● ASSIGNMENT
Please restate each entry below, word for word.

[Interface dataset entries]

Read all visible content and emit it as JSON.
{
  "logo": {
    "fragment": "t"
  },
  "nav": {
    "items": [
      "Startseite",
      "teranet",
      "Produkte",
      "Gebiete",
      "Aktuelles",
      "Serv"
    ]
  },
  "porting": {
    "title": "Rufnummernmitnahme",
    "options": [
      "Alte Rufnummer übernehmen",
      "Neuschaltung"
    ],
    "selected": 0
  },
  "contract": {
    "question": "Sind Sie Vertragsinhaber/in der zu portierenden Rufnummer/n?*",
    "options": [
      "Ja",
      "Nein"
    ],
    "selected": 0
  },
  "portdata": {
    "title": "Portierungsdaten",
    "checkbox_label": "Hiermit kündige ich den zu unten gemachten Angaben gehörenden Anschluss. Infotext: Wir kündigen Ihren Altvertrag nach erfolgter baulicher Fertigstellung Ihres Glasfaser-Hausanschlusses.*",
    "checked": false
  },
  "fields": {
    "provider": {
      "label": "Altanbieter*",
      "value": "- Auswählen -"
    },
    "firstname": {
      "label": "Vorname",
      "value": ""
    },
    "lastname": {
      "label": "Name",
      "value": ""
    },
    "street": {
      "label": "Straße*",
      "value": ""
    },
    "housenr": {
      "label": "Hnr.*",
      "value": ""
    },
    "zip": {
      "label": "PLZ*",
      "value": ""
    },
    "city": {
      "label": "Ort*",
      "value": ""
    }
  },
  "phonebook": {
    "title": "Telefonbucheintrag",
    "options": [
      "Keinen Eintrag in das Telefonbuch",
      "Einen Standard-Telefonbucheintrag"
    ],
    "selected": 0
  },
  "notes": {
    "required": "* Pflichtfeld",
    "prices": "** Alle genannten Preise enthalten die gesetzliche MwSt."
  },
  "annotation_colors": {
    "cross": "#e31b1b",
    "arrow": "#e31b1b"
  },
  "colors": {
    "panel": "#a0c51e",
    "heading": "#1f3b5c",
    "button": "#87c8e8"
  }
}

● RESPONSE BOX
Read all visible content and emit it as JSON.
{
  "logo": {
    "fragment": "t"
  },
  "nav": {
    "items": [
      "Startseite",
      "teranet",
      "Produkte",
      "Gebiete",
      "Aktuelles",
      "Serv"
    ]
  },
  "porting": {
    "title": "Rufnummernmitnahme",
    "options": [
      "Alte Rufnummer übernehmen",
      "Neuschaltung"
    ],
    "selected": 0
  },
  "contract": {
    "question": "Sind Sie Vertragsinhaber/in der zu portierenden Rufnummer/n?*",
    "options": [
      "Ja",
      "Nein"
    ],
    "selected": 0
  },
  "portdata": {
    "title": "Portierungsdaten",
    "checkbox_label": "Hiermit kündige ich den zu unten gemachten Angaben gehörenden Anschluss. Infotext: Wir kündigen Ihren Altvertrag nach erfolgter baulicher Fertigstellung Ihres Glasfaser-Hausanschlusses.*",
    "checked": false
  },
  "fields": {
    "provider": {
      "label": "Altanbieter*",
      "value": "- Auswählen -"
    },
    "firstname": {
      "label": "Vorname",
      "value": ""
    },
    "lastname": {
      "label": "Name",
      "value": ""
    },
    "street": {
      "label": "Straße*",
      "value": ""
    },
    "housenr": {
      "label": "Hnr.*",
      "value": ""
    },
    "zip": {
      "label": "PLZ*",
      "value": ""
    },
    "city": {
      "label": "Ort*",
      "value": ""
    }
  },
  "phonebook": {
    "title": "Telefonbucheintrag",
    "options": [
      "Keinen Eintrag in das Telefonbuch",
      "Einen Standard-Telefonbucheintrag"
    ],
    "selected": 0
  },
  "notes": {
    "required": "* Pflichtfeld",
    "prices": "** Alle genannten Preise enthalten die gesetzliche MwSt."
  },
  "annotation_colors": {
    "cross": "#e31b1b",
    "arrow": "#e31b1b"
  },
  "colors": {
    "panel": "#a0c51e",
    "heading": "#1f3b5c",
    "button": "#87c8e8"
  }
}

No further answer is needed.